A pterygium is a fleshy growth that infests the eye’s cornea. This occurs when the conjunctiva (a membrane that spreads over the white of the eye) grows into the cornea.
Pterygium normally takes place on the inner corner of the eye and may be little or can grow big enough to intervene with vision. It can affect one or both eyes and usually does not lead to anything severe such as a serious loss of vision or blindness.
This condition is more common in men than women and is more likely to occur in someone who spends a considerable amount of time in the sun. Other risk factors include:
- People who are frequently exposed to ultraviolet light (both UV-A and UV-B).
- People with a family history of the development of pterygia.
- There is a higher rate of pterygium in people living near the equator.
- Those who are frequently exposed to hot, dry, dusty, and windy conditions.

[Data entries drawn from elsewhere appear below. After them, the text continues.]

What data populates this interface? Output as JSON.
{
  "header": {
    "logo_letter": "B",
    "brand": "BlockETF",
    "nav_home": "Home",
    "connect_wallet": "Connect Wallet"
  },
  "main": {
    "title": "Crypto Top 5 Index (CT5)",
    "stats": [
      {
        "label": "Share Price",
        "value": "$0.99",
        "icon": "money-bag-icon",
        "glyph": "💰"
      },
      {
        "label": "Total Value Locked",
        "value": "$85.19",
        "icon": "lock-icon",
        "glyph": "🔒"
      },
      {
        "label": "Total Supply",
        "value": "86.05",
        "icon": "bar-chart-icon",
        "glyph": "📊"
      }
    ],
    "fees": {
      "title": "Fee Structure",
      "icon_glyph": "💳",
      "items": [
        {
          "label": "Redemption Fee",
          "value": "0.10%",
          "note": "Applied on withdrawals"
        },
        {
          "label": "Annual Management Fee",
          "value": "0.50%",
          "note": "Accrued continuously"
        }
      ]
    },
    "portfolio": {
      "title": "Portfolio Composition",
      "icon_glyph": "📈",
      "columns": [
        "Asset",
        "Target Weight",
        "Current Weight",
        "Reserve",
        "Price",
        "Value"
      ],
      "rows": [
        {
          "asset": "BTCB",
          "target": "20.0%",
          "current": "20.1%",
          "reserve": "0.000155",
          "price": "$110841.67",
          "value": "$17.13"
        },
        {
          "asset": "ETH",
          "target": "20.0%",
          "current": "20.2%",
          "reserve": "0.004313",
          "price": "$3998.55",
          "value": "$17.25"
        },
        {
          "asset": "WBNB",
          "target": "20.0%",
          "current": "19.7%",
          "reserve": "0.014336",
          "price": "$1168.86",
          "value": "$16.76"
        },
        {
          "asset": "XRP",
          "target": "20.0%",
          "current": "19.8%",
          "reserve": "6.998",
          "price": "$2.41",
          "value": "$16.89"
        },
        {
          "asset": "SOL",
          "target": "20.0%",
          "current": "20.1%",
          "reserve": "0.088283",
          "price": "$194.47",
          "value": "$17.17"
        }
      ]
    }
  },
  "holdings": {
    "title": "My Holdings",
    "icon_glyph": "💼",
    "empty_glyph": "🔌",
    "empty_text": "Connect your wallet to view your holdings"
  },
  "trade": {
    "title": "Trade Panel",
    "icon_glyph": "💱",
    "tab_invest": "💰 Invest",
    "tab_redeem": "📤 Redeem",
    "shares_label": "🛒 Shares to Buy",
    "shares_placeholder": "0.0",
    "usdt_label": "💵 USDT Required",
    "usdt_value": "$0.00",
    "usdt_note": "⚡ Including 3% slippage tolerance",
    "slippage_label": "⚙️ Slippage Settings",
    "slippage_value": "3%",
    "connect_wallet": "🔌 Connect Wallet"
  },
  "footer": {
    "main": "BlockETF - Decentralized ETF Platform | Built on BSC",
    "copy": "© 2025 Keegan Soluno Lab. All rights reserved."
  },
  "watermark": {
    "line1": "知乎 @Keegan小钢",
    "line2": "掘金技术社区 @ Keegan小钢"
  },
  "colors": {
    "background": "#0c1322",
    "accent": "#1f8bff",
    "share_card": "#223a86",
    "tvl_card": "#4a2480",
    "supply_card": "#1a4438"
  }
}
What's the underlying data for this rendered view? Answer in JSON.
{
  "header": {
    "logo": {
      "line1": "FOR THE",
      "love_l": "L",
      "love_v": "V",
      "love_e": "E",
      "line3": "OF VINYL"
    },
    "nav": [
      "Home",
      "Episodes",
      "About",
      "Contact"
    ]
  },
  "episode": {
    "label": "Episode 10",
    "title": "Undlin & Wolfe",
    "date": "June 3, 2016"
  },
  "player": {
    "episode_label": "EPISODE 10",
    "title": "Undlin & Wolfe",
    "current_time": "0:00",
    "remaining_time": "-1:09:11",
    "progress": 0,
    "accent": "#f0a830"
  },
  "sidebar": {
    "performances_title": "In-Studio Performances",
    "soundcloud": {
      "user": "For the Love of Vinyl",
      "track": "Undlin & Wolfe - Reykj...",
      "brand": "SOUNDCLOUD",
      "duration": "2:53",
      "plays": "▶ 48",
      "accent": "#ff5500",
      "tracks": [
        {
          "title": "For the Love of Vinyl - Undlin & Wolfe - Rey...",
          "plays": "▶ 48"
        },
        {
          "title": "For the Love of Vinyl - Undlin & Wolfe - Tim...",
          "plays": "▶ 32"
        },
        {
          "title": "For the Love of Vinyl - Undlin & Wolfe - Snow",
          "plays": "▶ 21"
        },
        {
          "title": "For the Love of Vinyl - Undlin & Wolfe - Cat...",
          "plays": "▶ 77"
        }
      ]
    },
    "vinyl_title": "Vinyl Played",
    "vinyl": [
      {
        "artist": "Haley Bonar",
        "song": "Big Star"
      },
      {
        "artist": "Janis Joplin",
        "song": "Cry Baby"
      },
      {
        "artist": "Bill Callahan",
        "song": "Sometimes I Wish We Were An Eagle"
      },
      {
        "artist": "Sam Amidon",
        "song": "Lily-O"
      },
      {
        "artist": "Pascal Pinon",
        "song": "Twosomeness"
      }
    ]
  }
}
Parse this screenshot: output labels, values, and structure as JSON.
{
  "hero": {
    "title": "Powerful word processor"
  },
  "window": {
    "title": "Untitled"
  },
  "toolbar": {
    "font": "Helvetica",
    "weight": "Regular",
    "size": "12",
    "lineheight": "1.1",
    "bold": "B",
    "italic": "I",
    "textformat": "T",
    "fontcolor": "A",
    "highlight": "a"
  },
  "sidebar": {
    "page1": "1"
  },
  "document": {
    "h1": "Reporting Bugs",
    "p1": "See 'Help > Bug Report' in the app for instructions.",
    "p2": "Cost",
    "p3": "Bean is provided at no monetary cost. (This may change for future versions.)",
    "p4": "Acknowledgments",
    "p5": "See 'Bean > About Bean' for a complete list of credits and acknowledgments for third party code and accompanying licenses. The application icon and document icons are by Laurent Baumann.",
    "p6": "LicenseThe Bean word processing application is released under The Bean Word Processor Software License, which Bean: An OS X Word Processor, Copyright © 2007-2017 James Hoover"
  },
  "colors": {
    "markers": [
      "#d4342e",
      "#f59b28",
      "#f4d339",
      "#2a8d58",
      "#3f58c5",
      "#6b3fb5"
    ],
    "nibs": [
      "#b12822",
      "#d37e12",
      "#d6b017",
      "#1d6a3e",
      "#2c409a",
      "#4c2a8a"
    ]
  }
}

A pterygium should be diagnosed and treated by a board certified ophthalmologist. When the pterygium becomes red and aggravated, topical eye drops or ointments may be utilized to help scale down the redness. In more serious cases where the pterygium is big enough to endanger your sight, it can be surgically removed.
In a 30 minute procedure, the pterygium is lifted from the eye and cut away. The patient’s eye tissue is used to graft the area where the pterygium was. Stitches will be used and will later dissolve. After surgery, eye drops are used to help with healing and prevent infection. Strenuous activity is not recommended for up to one week after the procedure and full recovery is expected after one month.
If you are concerned about a growth on your eye it is important to seek medical attention to begin treatment and prevent further growth.